- **Task**
Reproduce what is written in the records below exactly, and leave out the images.

(Beginning of Raw data)

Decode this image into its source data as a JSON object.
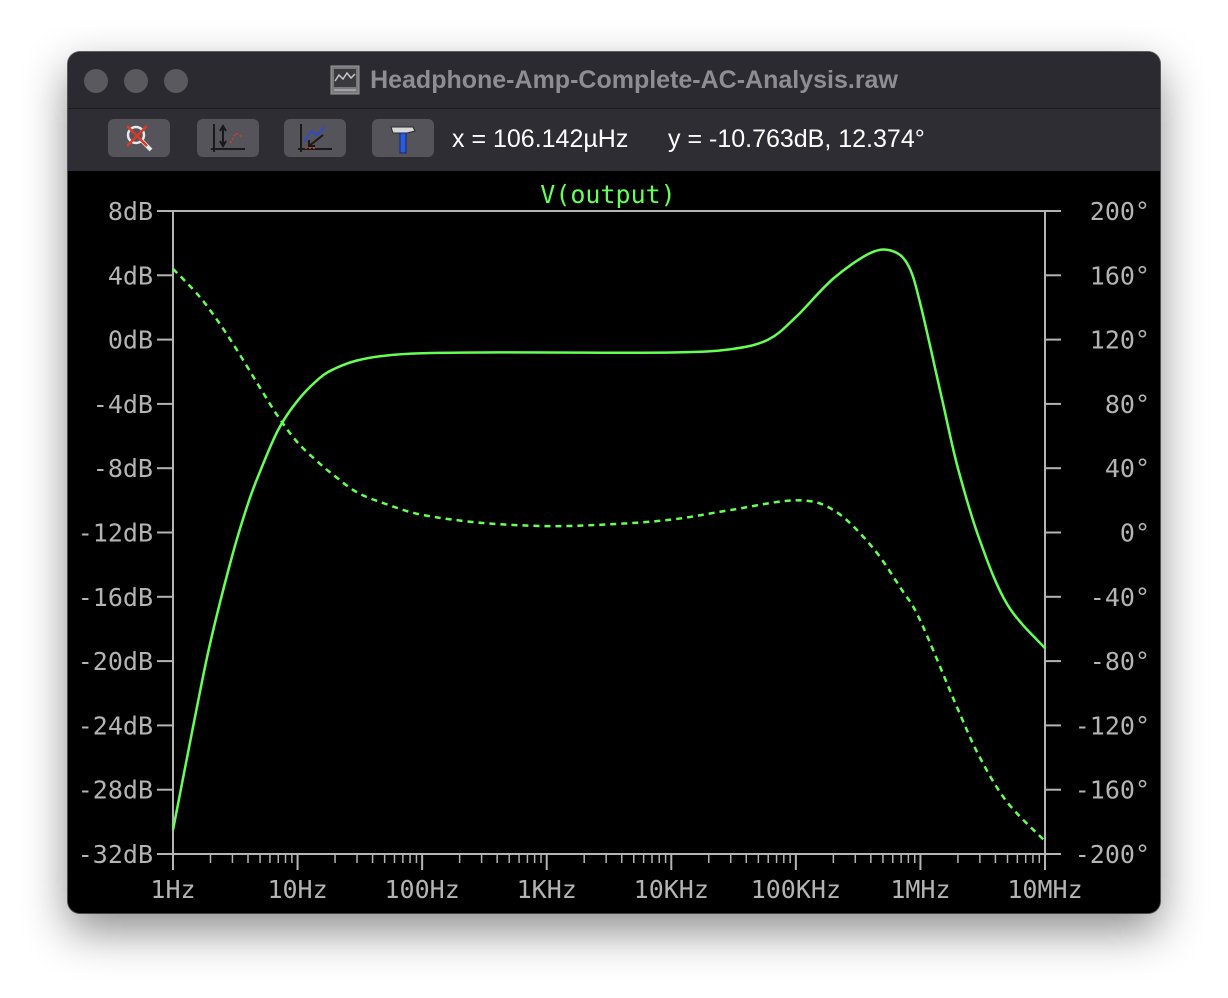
{
  "window": {
    "title": "Headphone-Amp-Complete-AC-Analysis.raw",
    "traffic_lights": [
      "close",
      "minimize",
      "zoom"
    ],
    "file_icon": "waveform-file-icon"
  },
  "toolbar": {
    "buttons": [
      {
        "name": "zoom-cancel-icon"
      },
      {
        "name": "autorange-icon"
      },
      {
        "name": "zoom-back-icon"
      },
      {
        "name": "hammer-icon"
      }
    ],
    "cursor_x": "x = 106.142µHz",
    "cursor_y": "y = -10.763dB, 12.374°"
  },
  "colors": {
    "trace": "#66ff55",
    "axis": "#b4b4b4",
    "background": "#000000"
  },
  "chart_data": {
    "type": "line",
    "title": "V(output)",
    "x_scale": "log",
    "xlim": [
      1,
      10000000
    ],
    "x_tick_labels": [
      "1Hz",
      "10Hz",
      "100Hz",
      "1KHz",
      "10KHz",
      "100KHz",
      "1MHz",
      "10MHz"
    ],
    "x_tick_values": [
      1,
      10,
      100,
      1000,
      10000,
      100000,
      1000000,
      10000000
    ],
    "ylim": [
      -32,
      8
    ],
    "y_tick_labels": [
      "8dB",
      "4dB",
      "0dB",
      "-4dB",
      "-8dB",
      "-12dB",
      "-16dB",
      "-20dB",
      "-24dB",
      "-28dB",
      "-32dB"
    ],
    "y_tick_values": [
      8,
      4,
      0,
      -4,
      -8,
      -12,
      -16,
      -20,
      -24,
      -28,
      -32
    ],
    "y2lim": [
      -200,
      200
    ],
    "y2_tick_labels": [
      "200°",
      "160°",
      "120°",
      "80°",
      "40°",
      "0°",
      "-40°",
      "-80°",
      "-120°",
      "-160°",
      "-200°"
    ],
    "y2_tick_values": [
      200,
      160,
      120,
      80,
      40,
      0,
      -40,
      -80,
      -120,
      -160,
      -200
    ],
    "grid": false,
    "series": [
      {
        "name": "V(output)",
        "quantity": "magnitude",
        "axis": "left",
        "style": "solid",
        "x": [
          1,
          1.5,
          2,
          3,
          4,
          5,
          7,
          10,
          15,
          20,
          30,
          50,
          100,
          300,
          1000,
          10000,
          30000,
          60000,
          100000,
          200000,
          400000,
          600000,
          800000,
          1000000,
          1500000,
          2000000,
          3000000,
          5000000,
          10000000
        ],
        "y": [
          -30.5,
          -23.5,
          -18.8,
          -13.4,
          -10.2,
          -8.2,
          -5.6,
          -3.8,
          -2.4,
          -1.8,
          -1.3,
          -1.0,
          -0.85,
          -0.8,
          -0.8,
          -0.8,
          -0.6,
          0.0,
          1.4,
          3.8,
          5.4,
          5.5,
          4.6,
          2.2,
          -3.8,
          -8.0,
          -12.5,
          -16.5,
          -19.2
        ]
      },
      {
        "name": "V(output)",
        "quantity": "phase",
        "axis": "right",
        "style": "dashed",
        "x": [
          1,
          1.5,
          2,
          3,
          5,
          7,
          10,
          15,
          20,
          30,
          50,
          100,
          300,
          1000,
          3000,
          10000,
          30000,
          100000,
          200000,
          400000,
          700000,
          1000000,
          2000000,
          3000000,
          5000000,
          10000000
        ],
        "y": [
          164,
          150,
          138,
          118,
          90,
          72,
          56,
          43,
          35,
          25,
          18,
          11,
          6,
          4,
          5,
          8,
          14,
          20,
          14,
          -8,
          -35,
          -55,
          -110,
          -140,
          -168,
          -192
        ]
      }
    ]
  }
}
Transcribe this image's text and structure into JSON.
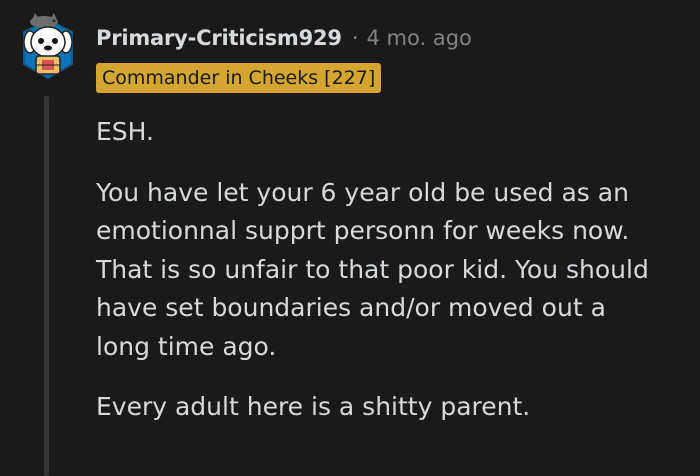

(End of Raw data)

- **Exercise output**
Decode this image into its source data as a JSON object.
{
  "window": {
    "title": "Headphone-Amp-Complete-AC-Analysis.raw",
    "traffic_lights": [
      "close",
      "minimize",
      "zoom"
    ],
    "file_icon": "waveform-file-icon"
  },
  "toolbar": {
    "buttons": [
      {
        "name": "zoom-cancel-icon"
      },
      {
        "name": "autorange-icon"
      },
      {
        "name": "zoom-back-icon"
      },
      {
        "name": "hammer-icon"
      }
    ],
    "cursor_x": "x = 106.142µHz",
    "cursor_y": "y = -10.763dB, 12.374°"
  },
  "colors": {
    "trace": "#66ff55",
    "axis": "#b4b4b4",
    "background": "#000000"
  },
  "chart_data": {
    "type": "line",
    "title": "V(output)",
    "x_scale": "log",
    "xlim": [
      1,
      10000000
    ],
    "x_tick_labels": [
      "1Hz",
      "10Hz",
      "100Hz",
      "1KHz",
      "10KHz",
      "100KHz",
      "1MHz",
      "10MHz"
    ],
    "x_tick_values": [
      1,
      10,
      100,
      1000,
      10000,
      100000,
      1000000,
      10000000
    ],
    "ylim": [
      -32,
      8
    ],
    "y_tick_labels": [
      "8dB",
      "4dB",
      "0dB",
      "-4dB",
      "-8dB",
      "-12dB",
      "-16dB",
      "-20dB",
      "-24dB",
      "-28dB",
      "-32dB"
    ],
    "y_tick_values": [
      8,
      4,
      0,
      -4,
      -8,
      -12,
      -16,
      -20,
      -24,
      -28,
      -32
    ],
    "y2lim": [
      -200,
      200
    ],
    "y2_tick_labels": [
      "200°",
      "160°",
      "120°",
      "80°",
      "40°",
      "0°",
      "-40°",
      "-80°",
      "-120°",
      "-160°",
      "-200°"
    ],
    "y2_tick_values": [
      200,
      160,
      120,
      80,
      40,
      0,
      -40,
      -80,
      -120,
      -160,
      -200
    ],
    "grid": false,
    "series": [
      {
        "name": "V(output)",
        "quantity": "magnitude",
        "axis": "left",
        "style": "solid",
        "x": [
          1,
          1.5,
          2,
          3,
          4,
          5,
          7,
          10,
          15,
          20,
          30,
          50,
          100,
          300,
          1000,
          10000,
          30000,
          60000,
          100000,
          200000,
          400000,
          600000,
          800000,
          1000000,
          1500000,
          2000000,
          3000000,
          5000000,
          10000000
        ],
        "y": [
          -30.5,
          -23.5,
          -18.8,
          -13.4,
          -10.2,
          -8.2,
          -5.6,
          -3.8,
          -2.4,
          -1.8,
          -1.3,
          -1.0,
          -0.85,
          -0.8,
          -0.8,
          -0.8,
          -0.6,
          0.0,
          1.4,
          3.8,
          5.4,
          5.5,
          4.6,
          2.2,
          -3.8,
          -8.0,
          -12.5,
          -16.5,
          -19.2
        ]
      },
      {
        "name": "V(output)",
        "quantity": "phase",
        "axis": "right",
        "style": "dashed",
        "x": [
          1,
          1.5,
          2,
          3,
          5,
          7,
          10,
          15,
          20,
          30,
          50,
          100,
          300,
          1000,
          3000,
          10000,
          30000,
          100000,
          200000,
          400000,
          700000,
          1000000,
          2000000,
          3000000,
          5000000,
          10000000
        ],
        "y": [
          164,
          150,
          138,
          118,
          90,
          72,
          56,
          43,
          35,
          25,
          18,
          11,
          6,
          4,
          5,
          8,
          14,
          20,
          14,
          -8,
          -35,
          -55,
          -110,
          -140,
          -168,
          -192
        ]
      }
    ]
  }
}
Transcribe this image's text and structure into JSON.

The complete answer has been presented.